The Montreal Canadiens went on a completely unexpected race for the Stanley Cup this year. Since their first win against the Toronto Maple Leafs in round one, they’ve been compared to the team of ’93, the last time the Habs hoisted the cup.
Both Canadiens’ teams had outstanding goaltending. They also both had deep lineups and a little bit of luck. The teams started the season strongly only to both finish fourth heading into the post-season. Both came back from a two-game deficit in the first round and swept the second. Even Patrick Roy’s famous wink was paid homage to by a “clin d’oeil” from Carey Price. The stars seemed to be aligning.
I have been a long-time hockey fan and a bigger goalie fan for as long as I can remember but there’s a special place in my heart for Price and the Montreal Canadiens. When the Habs went to face the Tampa Bay Lightning in the finals, I travelled to the city to witness the crowds that were all over television. It looked normal for the first time in over a year.
“A full arena, incredible energy and another championship in Tampa. It feels like things are normal,” said Gary Bettman, commissioner of the NHL.
The crowds were smaller this past Monday, when the Canadiens faced the possibility of being swept. You could feel the tension in the streets. Mont-Royal, one of the main city arteries, was closed to vehicles. Everywhere you looked, people in Habs jerseys were walking from one outdoor TV to the next during breaks in the game. The bars were overflowing and people carried kitchen table chairs and blankets to sit in the middle of the street to get a glimpse of one of the screens.
But going into overtime with three minutes of penalty kill to start the period things weren’t looking promising. Even though, Montreal had boasted one of the best penalty-kills in the playoffs, Tampa had the best power play.
Every time Price froze the puck in OT, the crowd would erupt in applause. Every shot the Lightning took on the power play had everyone on the edge of their seat. The Habs survived and soon after on a sprawling, sliding shot from forward Josh Anderson won the game in sudden death.
Everyone flocked again to outdoor TVs on Wednesday night with a bit more hope. Maybe the momentum would shift in favour of Montreal. The crowds were bigger, with people were traveling hours to stand closer to a potential moment in history.
It wasn’t to be.
Both teams often went on to win when scoring first so, when the Lightning put in the first goal in the second period, you could feel the weight settle on the crowd.

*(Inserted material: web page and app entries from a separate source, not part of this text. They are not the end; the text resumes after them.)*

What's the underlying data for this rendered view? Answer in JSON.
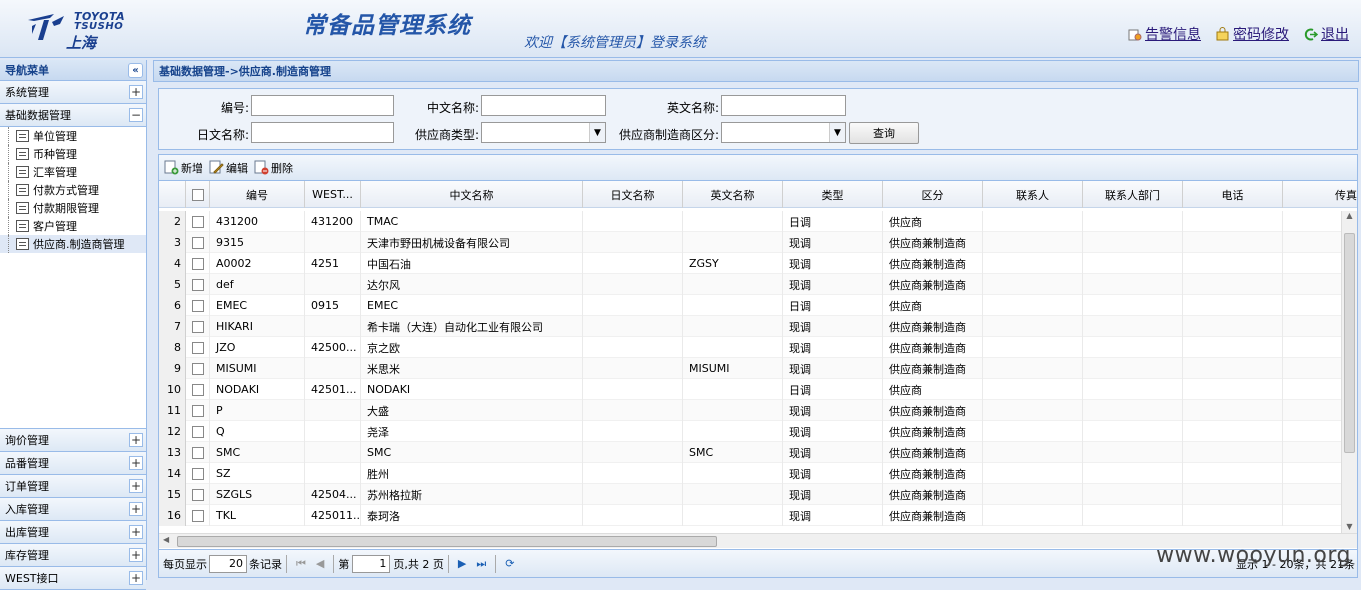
{
  "header": {
    "logo_line1": "TOYOTA",
    "logo_line2": "TSUSHO",
    "logo_line3": "上海",
    "system_title": "常备品管理系统",
    "welcome": "欢迎【系统管理员】登录系统",
    "links": [
      {
        "icon": "alarm-icon",
        "label": "告警信息"
      },
      {
        "icon": "lock-icon",
        "label": "密码修改"
      },
      {
        "icon": "logout-icon",
        "label": "退出"
      }
    ]
  },
  "sidebar": {
    "title": "导航菜单",
    "groups_top": [
      {
        "label": "系统管理",
        "state": "+"
      },
      {
        "label": "基础数据管理",
        "state": "−"
      }
    ],
    "tree": [
      {
        "label": "单位管理"
      },
      {
        "label": "币种管理"
      },
      {
        "label": "汇率管理"
      },
      {
        "label": "付款方式管理"
      },
      {
        "label": "付款期限管理"
      },
      {
        "label": "客户管理"
      },
      {
        "label": "供应商.制造商管理",
        "selected": true
      }
    ],
    "groups_bottom": [
      {
        "label": "询价管理"
      },
      {
        "label": "品番管理"
      },
      {
        "label": "订单管理"
      },
      {
        "label": "入库管理"
      },
      {
        "label": "出库管理"
      },
      {
        "label": "库存管理"
      },
      {
        "label": "WEST接口"
      }
    ]
  },
  "breadcrumb": "基础数据管理->供应商.制造商管理",
  "search": {
    "code_label": "编号:",
    "cn_name_label": "中文名称:",
    "en_name_label": "英文名称:",
    "jp_name_label": "日文名称:",
    "type_label": "供应商类型:",
    "category_label": "供应商制造商区分:",
    "query_button": "查询"
  },
  "toolbar": {
    "add": "新增",
    "edit": "编辑",
    "delete": "删除"
  },
  "columns": [
    "编号",
    "WEST...",
    "中文名称",
    "日文名称",
    "英文名称",
    "类型",
    "区分",
    "联系人",
    "联系人部门",
    "电话",
    "传真"
  ],
  "rows": [
    {
      "n": "2",
      "code": "431200",
      "west": "431200",
      "cn": "TMAC",
      "jp": "",
      "en": "",
      "type": "日调",
      "cat": "供应商"
    },
    {
      "n": "3",
      "code": "9315",
      "west": "",
      "cn": "天津市野田机械设备有限公司",
      "jp": "",
      "en": "",
      "type": "现调",
      "cat": "供应商兼制造商"
    },
    {
      "n": "4",
      "code": "A0002",
      "west": "4251",
      "cn": "中国石油",
      "jp": "",
      "en": "ZGSY",
      "type": "现调",
      "cat": "供应商兼制造商"
    },
    {
      "n": "5",
      "code": "def",
      "west": "",
      "cn": "达尔风",
      "jp": "",
      "en": "",
      "type": "现调",
      "cat": "供应商兼制造商"
    },
    {
      "n": "6",
      "code": "EMEC",
      "west": "0915",
      "cn": "EMEC",
      "jp": "",
      "en": "",
      "type": "日调",
      "cat": "供应商"
    },
    {
      "n": "7",
      "code": "HIKARI",
      "west": "",
      "cn": "希卡瑞（大连）自动化工业有限公司",
      "jp": "",
      "en": "",
      "type": "现调",
      "cat": "供应商兼制造商"
    },
    {
      "n": "8",
      "code": "JZO",
      "west": "42500...",
      "cn": "京之欧",
      "jp": "",
      "en": "",
      "type": "现调",
      "cat": "供应商兼制造商"
    },
    {
      "n": "9",
      "code": "MISUMI",
      "west": "",
      "cn": "米思米",
      "jp": "",
      "en": "MISUMI",
      "type": "现调",
      "cat": "供应商兼制造商"
    },
    {
      "n": "10",
      "code": "NODAKI",
      "west": "42501...",
      "cn": "NODAKI",
      "jp": "",
      "en": "",
      "type": "日调",
      "cat": "供应商"
    },
    {
      "n": "11",
      "code": "P",
      "west": "",
      "cn": "大盛",
      "jp": "",
      "en": "",
      "type": "现调",
      "cat": "供应商兼制造商"
    },
    {
      "n": "12",
      "code": "Q",
      "west": "",
      "cn": "尧泽",
      "jp": "",
      "en": "",
      "type": "现调",
      "cat": "供应商兼制造商"
    },
    {
      "n": "13",
      "code": "SMC",
      "west": "",
      "cn": "SMC",
      "jp": "",
      "en": "SMC",
      "type": "现调",
      "cat": "供应商兼制造商"
    },
    {
      "n": "14",
      "code": "SZ",
      "west": "",
      "cn": "胜州",
      "jp": "",
      "en": "",
      "type": "现调",
      "cat": "供应商兼制造商"
    },
    {
      "n": "15",
      "code": "SZGLS",
      "west": "42504...",
      "cn": "苏州格拉斯",
      "jp": "",
      "en": "",
      "type": "现调",
      "cat": "供应商兼制造商"
    },
    {
      "n": "16",
      "code": "TKL",
      "west": "425011...",
      "cn": "泰珂洛",
      "jp": "",
      "en": "",
      "type": "现调",
      "cat": "供应商兼制造商"
    }
  ],
  "pager": {
    "per_page_label": "每页显示",
    "per_page_value": "20",
    "records_label": "条记录",
    "page_prefix": "第",
    "page_value": "1",
    "page_suffix": "页,共 2 页",
    "info": "显示 1 - 20条，共 21条"
  },
  "watermark": "www.wooyun.org"
}
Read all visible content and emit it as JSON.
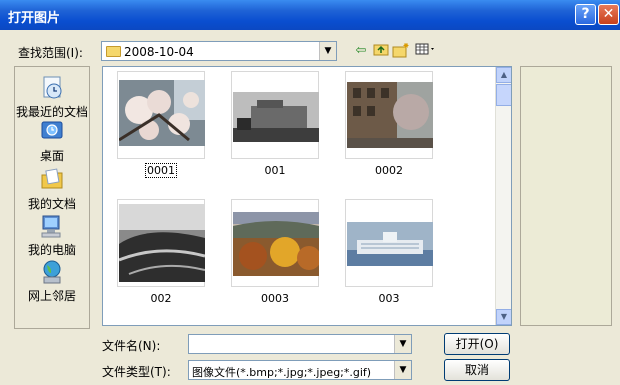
{
  "window": {
    "title": "打开图片",
    "help_glyph": "?",
    "close_glyph": "✕"
  },
  "lookin": {
    "label": "查找范围(I):",
    "value": "2008-10-04"
  },
  "toolbar": {
    "back_icon": "back-arrow-icon",
    "up_icon": "up-folder-icon",
    "newfolder_icon": "new-folder-icon",
    "views_icon": "views-menu-icon"
  },
  "places": [
    {
      "label": "我最近的文档",
      "icon": "recent-documents-icon",
      "color": "#6aa3d8"
    },
    {
      "label": "桌面",
      "icon": "desktop-icon",
      "color": "#3f7fd0"
    },
    {
      "label": "我的文档",
      "icon": "my-documents-icon",
      "color": "#f1c84a"
    },
    {
      "label": "我的电脑",
      "icon": "my-computer-icon",
      "color": "#5d8fd2"
    },
    {
      "label": "网上邻居",
      "icon": "network-places-icon",
      "color": "#3da0d8"
    }
  ],
  "files": [
    {
      "name": "0001",
      "selected": true
    },
    {
      "name": "001",
      "selected": false
    },
    {
      "name": "0002",
      "selected": false
    },
    {
      "name": "002",
      "selected": false
    },
    {
      "name": "0003",
      "selected": false
    },
    {
      "name": "003",
      "selected": false
    }
  ],
  "bottom": {
    "filename_label": "文件名(N):",
    "filename_value": "",
    "filetype_label": "文件类型(T):",
    "filetype_value": "图像文件(*.bmp;*.jpg;*.jpeg;*.gif)",
    "open_label": "打开(O)",
    "cancel_label": "取消"
  }
}
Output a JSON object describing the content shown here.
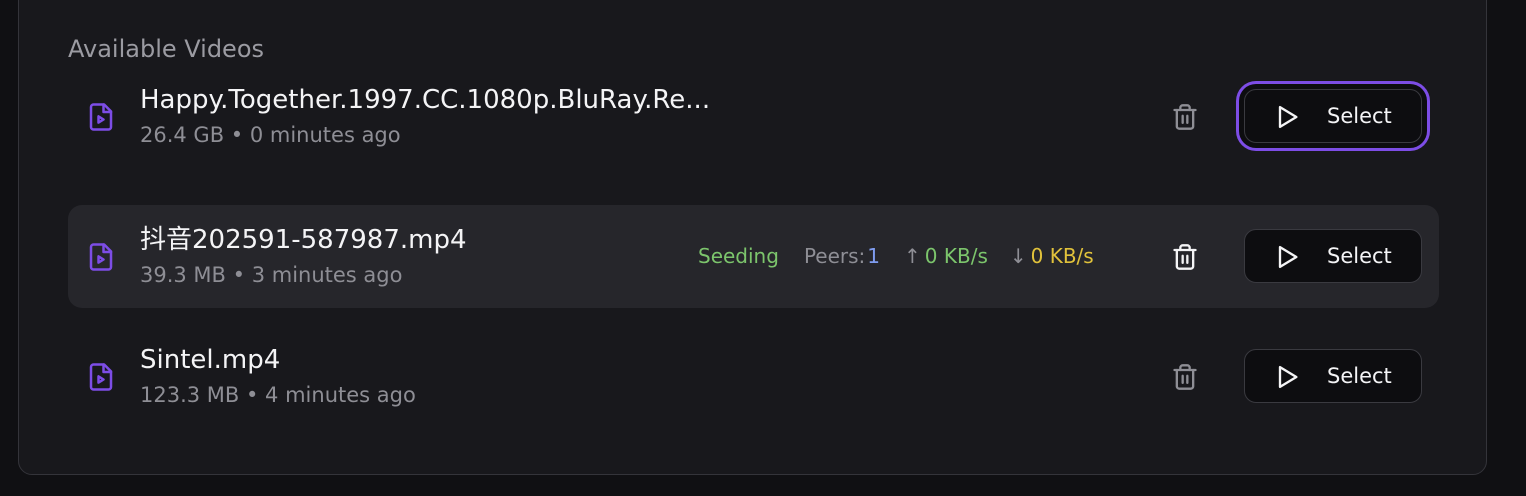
{
  "section": {
    "title": "Available Videos"
  },
  "videos": [
    {
      "name": "Happy.Together.1997.CC.1080p.BluRay.Re...",
      "meta": "26.4 GB • 0 minutes ago",
      "select_label": "Select"
    },
    {
      "name": "抖音202591-587987.mp4",
      "meta": "39.3 MB • 3 minutes ago",
      "status": "Seeding",
      "peers_label": "Peers:",
      "peers_count": "1",
      "upload_arrow": "↑",
      "upload_rate": "0 KB/s",
      "download_arrow": "↓",
      "download_rate": "0 KB/s",
      "select_label": "Select"
    },
    {
      "name": "Sintel.mp4",
      "meta": "123.3 MB • 4 minutes ago",
      "select_label": "Select"
    }
  ],
  "colors": {
    "accent": "#7d4de6",
    "seeding": "#7cc56c",
    "peers": "#7f9cf0",
    "download": "#e1c23b"
  },
  "icons": {
    "file": "file-video-icon",
    "trash": "trash-icon",
    "play": "play-icon"
  }
}
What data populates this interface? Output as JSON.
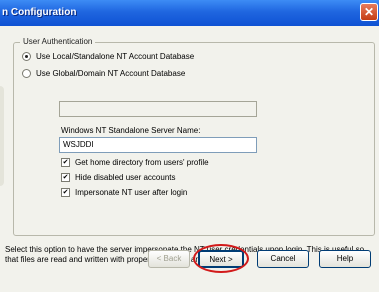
{
  "window": {
    "title": "n Configuration",
    "close_glyph": "✕"
  },
  "group": {
    "legend": "User Authentication",
    "options": [
      {
        "label": "Use Local/Standalone NT Account Database",
        "selected": true
      },
      {
        "label": "Use Global/Domain NT Account Database",
        "selected": false
      }
    ],
    "domain_field_value": "",
    "server_label": "Windows NT Standalone Server Name:",
    "server_value": "WSJDDI",
    "checkboxes": [
      {
        "label": "Get home directory from users' profile",
        "checked": true
      },
      {
        "label": "Hide disabled user accounts",
        "checked": true
      },
      {
        "label": "Impersonate NT user after login",
        "checked": true
      }
    ]
  },
  "description": "Select this option to have the server impersonate the NT user credentials upon login. This is useful so that files are read and written with proper ownership and rights.",
  "buttons": {
    "back": "< Back",
    "next": "Next >",
    "cancel": "Cancel",
    "help": "Help"
  },
  "colors": {
    "titlebar": "#0f52d3",
    "highlight_ring": "#d21a1a"
  }
}
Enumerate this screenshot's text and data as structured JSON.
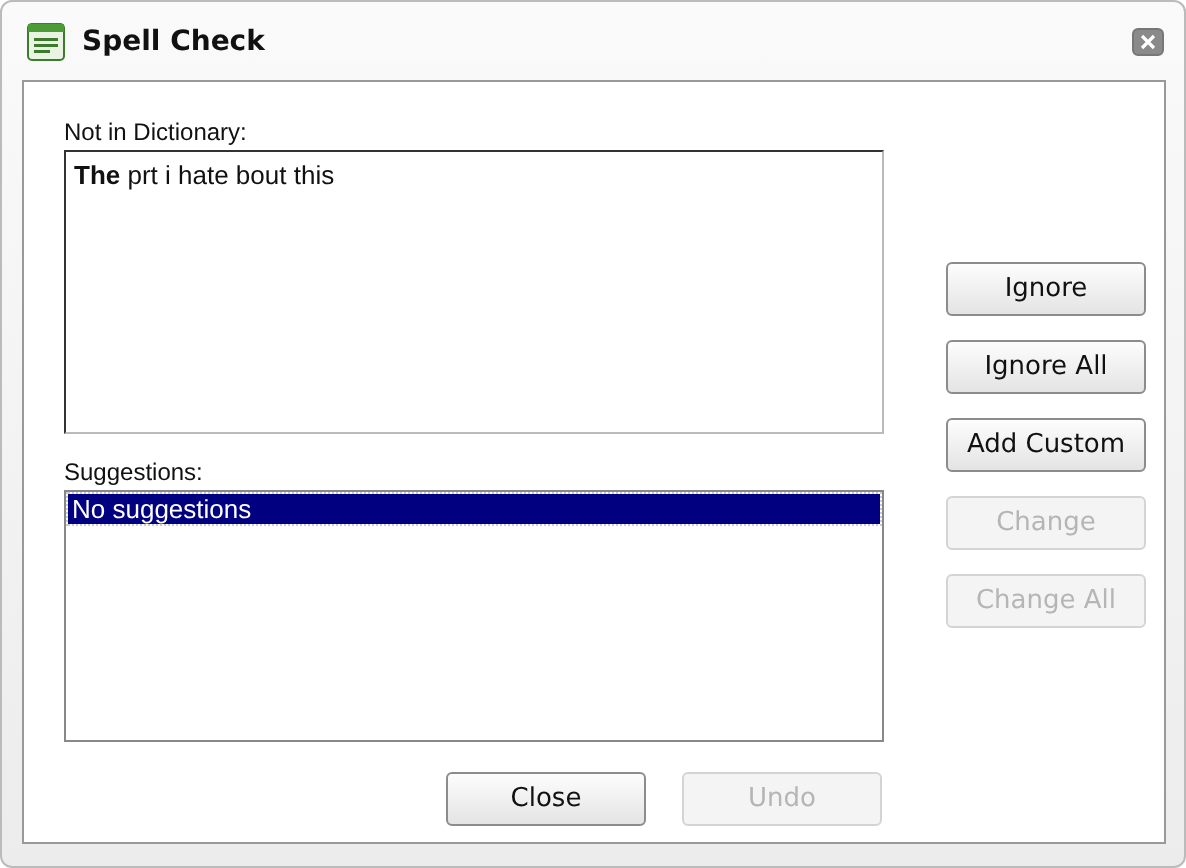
{
  "window": {
    "title": "Spell Check"
  },
  "not_in_dictionary": {
    "label": "Not in Dictionary:",
    "text": "**The** prt i hate bout this"
  },
  "suggestions": {
    "label": "Suggestions:",
    "items": [
      {
        "text": "No suggestions",
        "selected": true
      }
    ]
  },
  "side_buttons": [
    {
      "label": "Ignore",
      "disabled": false
    },
    {
      "label": "Ignore All",
      "disabled": false
    },
    {
      "label": "Add Custom",
      "disabled": false
    },
    {
      "label": "Change",
      "disabled": true
    },
    {
      "label": "Change All",
      "disabled": true
    }
  ],
  "bottom_buttons": [
    {
      "label": "Close",
      "disabled": false
    },
    {
      "label": "Undo",
      "disabled": true
    }
  ]
}
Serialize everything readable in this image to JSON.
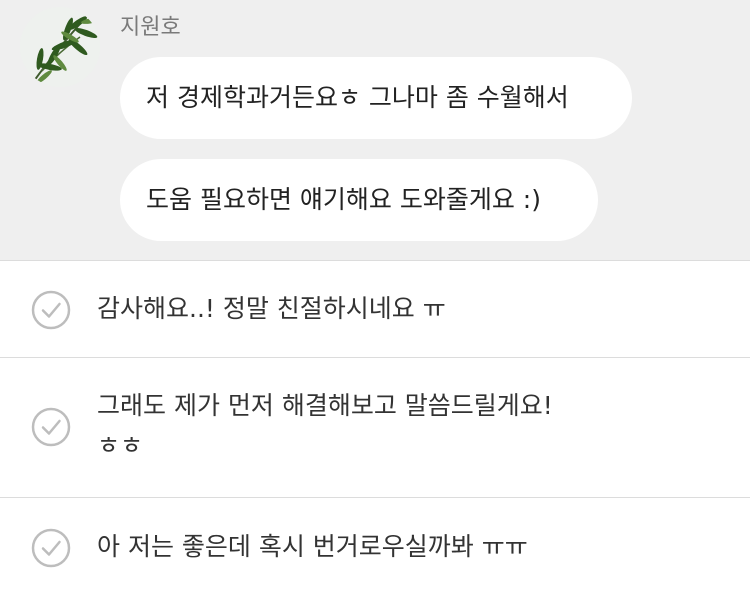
{
  "chat": {
    "sender": {
      "name": "지원호",
      "avatar_icon": "leaf-photo-avatar"
    },
    "messages": [
      "저 경제학과거든요ㅎ 그나마 좀 수월해서",
      "도움 필요하면 얘기해요 도와줄게요 :)"
    ]
  },
  "reply_options": [
    {
      "text": "감사해요..! 정말 친절하시네요 ㅠ",
      "icon": "check-circle-icon"
    },
    {
      "text": "그래도 제가 먼저 해결해보고 말씀드릴게요! ㅎㅎ",
      "icon": "check-circle-icon"
    },
    {
      "text": "아 저는 좋은데 혹시 번거로우실까봐 ㅠㅠ",
      "icon": "check-circle-icon"
    }
  ],
  "colors": {
    "chat_background": "#efefef",
    "bubble": "#ffffff",
    "divider": "#dcdcdc",
    "check_icon": "#bdbdbd"
  }
}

Still they chanted “Go Habs Go! Go Habs Go!” until the final whistle.
In the end, Tampa’s Conn Smythe trophy winning goalie, Andrei Vasilevskiy, held Montreal scoreless, stopping all 22 shots. And the Stanley Cup will stay in Florida for another year.
In post-game interviews, Price and team captain Shea Weber expressed their disappointment.
“It’s incredibly disappointing,” said Price. “But I’m only disappointed in the result.”
“I think a lot of us are at a loss for words right now,” Weber said. “To be honest, it’s tough. I think everybody knows that. You play for this reason. You get so close and you just can’t get enough.”
There were tears in the crowd when the final buzzer sounded.
And just as Steven Stamkos was about to lift the cup, the TVs were unplugged and the crowd dispersed. It was a bitter end to a historic run.
Brendan Gallagher, loved by Canadiens fans and feared by everyone else, said it was the grit that got them there.
“Every single guy gave everything they had every single night,” he said. “You look at our group and, obviously, there are a lot more talented teams and there’s a lot of teams that do a lot of things, but there’s no team that’s stronger as a group, and the resiliency that we showed, just a good team to be a part of.”
It has been a hard year enduring the pandemic. And while the walk home after the game was long, there was a feeling of awe. Smiles and nods passed from one jersey-wearing fan to the next as most came to realize that making it to the finals was an historic, uplifting journey at a time when it was needed most.